> [AIM OF THE EXERCISE]: The answer must be an exact copy of the records below, with every picture left out.

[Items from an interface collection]
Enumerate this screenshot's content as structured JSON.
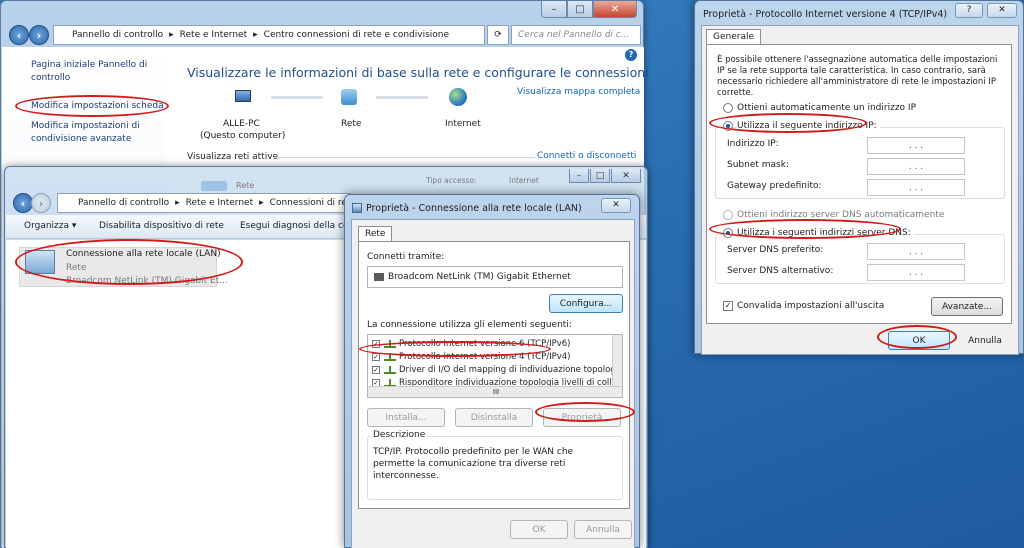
{
  "main_window": {
    "breadcrumb": [
      "Pannello di controllo",
      "Rete e Internet",
      "Centro connessioni di rete e condivisione"
    ],
    "search_placeholder": "Cerca nel Pannello di c...",
    "left_links": [
      "Pagina iniziale Pannello di controllo",
      "Modifica impostazioni scheda",
      "Modifica impostazioni di condivisione avanzate"
    ],
    "heading": "Visualizzare le informazioni di base sulla rete e configurare le connessioni",
    "map_link": "Visualizza mappa completa",
    "map_nodes": {
      "pc_name": "ALLE-PC",
      "pc_sub": "(Questo computer)",
      "network": "Rete",
      "internet": "Internet"
    },
    "active_networks": "Visualizza reti attive",
    "connect_link": "Connetti o disconnetti",
    "obscured": {
      "rete": "Rete",
      "tipo": "Tipo accesso:",
      "internet": "Internet"
    }
  },
  "connections_window": {
    "breadcrumb": [
      "Pannello di controllo",
      "Rete e Internet",
      "Connessioni di re"
    ],
    "toolbar": [
      "Organizza ▾",
      "Disabilita dispositivo di rete",
      "Esegui diagnosi della co"
    ],
    "adapter": {
      "name": "Connessione alla rete locale (LAN)",
      "network": "Rete",
      "device": "Broadcom NetLink (TM) Gigabit Et..."
    }
  },
  "lan_dialog": {
    "title": "Proprietà - Connessione alla rete locale (LAN)",
    "tab": "Rete",
    "connect_using_label": "Connetti tramite:",
    "device": "Broadcom NetLink (TM) Gigabit Ethernet",
    "configure_button": "Configura...",
    "items_label": "La connessione utilizza gli elementi seguenti:",
    "items": [
      "Protocollo Internet versione 6 (TCP/IPv6)",
      "Protocollo Internet versione 4 (TCP/IPv4)",
      "Driver di I/O del mapping di individuazione topologia livelli",
      "Risponditore individuazione topologia livelli di collegamen"
    ],
    "scroll_mid": "III",
    "buttons": {
      "install": "Installa...",
      "uninstall": "Disinstalla",
      "properties": "Proprietà"
    },
    "description_label": "Descrizione",
    "description": "TCP/IP. Protocollo predefinito per le WAN che permette la comunicazione tra diverse reti interconnesse.",
    "ok": "OK",
    "cancel": "Annulla"
  },
  "ipv4_dialog": {
    "title": "Proprietà - Protocollo Internet versione 4 (TCP/IPv4)",
    "help": "?",
    "tab": "Generale",
    "intro": "È possibile ottenere l'assegnazione automatica delle impostazioni IP se la rete supporta tale caratteristica. In caso contrario, sarà necessario richiedere all'amministratore di rete le impostazioni IP corrette.",
    "radio_auto_ip": "Ottieni automaticamente un indirizzo IP",
    "radio_static_ip": "Utilizza il seguente indirizzo IP:",
    "ip_label": "Indirizzo IP:",
    "mask_label": "Subnet mask:",
    "gateway_label": "Gateway predefinito:",
    "radio_auto_dns": "Ottieni indirizzo server DNS automaticamente",
    "radio_static_dns": "Utilizza i seguenti indirizzi server DNS:",
    "dns_pref_label": "Server DNS preferito:",
    "dns_alt_label": "Server DNS alternativo:",
    "ip_dots": ". . .",
    "validate": "Convalida impostazioni all'uscita",
    "advanced": "Avanzate...",
    "ok": "OK",
    "cancel": "Annulla"
  },
  "colors": {
    "highlight": "#d11a1a",
    "link": "#1565c0"
  }
}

> [EXERCISE ANSWER]:
Enumerate this screenshot's content as structured JSON.
{
  "main_window": {
    "breadcrumb": [
      "Pannello di controllo",
      "Rete e Internet",
      "Centro connessioni di rete e condivisione"
    ],
    "search_placeholder": "Cerca nel Pannello di c...",
    "left_links": [
      "Pagina iniziale Pannello di controllo",
      "Modifica impostazioni scheda",
      "Modifica impostazioni di condivisione avanzate"
    ],
    "heading": "Visualizzare le informazioni di base sulla rete e configurare le connessioni",
    "map_link": "Visualizza mappa completa",
    "map_nodes": {
      "pc_name": "ALLE-PC",
      "pc_sub": "(Questo computer)",
      "network": "Rete",
      "internet": "Internet"
    },
    "active_networks": "Visualizza reti attive",
    "connect_link": "Connetti o disconnetti",
    "obscured": {
      "rete": "Rete",
      "tipo": "Tipo accesso:",
      "internet": "Internet"
    }
  },
  "connections_window": {
    "breadcrumb": [
      "Pannello di controllo",
      "Rete e Internet",
      "Connessioni di re"
    ],
    "toolbar": [
      "Organizza ▾",
      "Disabilita dispositivo di rete",
      "Esegui diagnosi della co"
    ],
    "adapter": {
      "name": "Connessione alla rete locale (LAN)",
      "network": "Rete",
      "device": "Broadcom NetLink (TM) Gigabit Et..."
    }
  },
  "lan_dialog": {
    "title": "Proprietà - Connessione alla rete locale (LAN)",
    "tab": "Rete",
    "connect_using_label": "Connetti tramite:",
    "device": "Broadcom NetLink (TM) Gigabit Ethernet",
    "configure_button": "Configura...",
    "items_label": "La connessione utilizza gli elementi seguenti:",
    "items": [
      "Protocollo Internet versione 6 (TCP/IPv6)",
      "Protocollo Internet versione 4 (TCP/IPv4)",
      "Driver di I/O del mapping di individuazione topologia livelli",
      "Risponditore individuazione topologia livelli di collegamen"
    ],
    "scroll_mid": "III",
    "buttons": {
      "install": "Installa...",
      "uninstall": "Disinstalla",
      "properties": "Proprietà"
    },
    "description_label": "Descrizione",
    "description": "TCP/IP. Protocollo predefinito per le WAN che permette la comunicazione tra diverse reti interconnesse.",
    "ok": "OK",
    "cancel": "Annulla"
  },
  "ipv4_dialog": {
    "title": "Proprietà - Protocollo Internet versione 4 (TCP/IPv4)",
    "help": "?",
    "tab": "Generale",
    "intro": "È possibile ottenere l'assegnazione automatica delle impostazioni IP se la rete supporta tale caratteristica. In caso contrario, sarà necessario richiedere all'amministratore di rete le impostazioni IP corrette.",
    "radio_auto_ip": "Ottieni automaticamente un indirizzo IP",
    "radio_static_ip": "Utilizza il seguente indirizzo IP:",
    "ip_label": "Indirizzo IP:",
    "mask_label": "Subnet mask:",
    "gateway_label": "Gateway predefinito:",
    "radio_auto_dns": "Ottieni indirizzo server DNS automaticamente",
    "radio_static_dns": "Utilizza i seguenti indirizzi server DNS:",
    "dns_pref_label": "Server DNS preferito:",
    "dns_alt_label": "Server DNS alternativo:",
    "ip_dots": ". . .",
    "validate": "Convalida impostazioni all'uscita",
    "advanced": "Avanzate...",
    "ok": "OK",
    "cancel": "Annulla"
  },
  "colors": {
    "highlight": "#d11a1a",
    "link": "#1565c0"
  }
}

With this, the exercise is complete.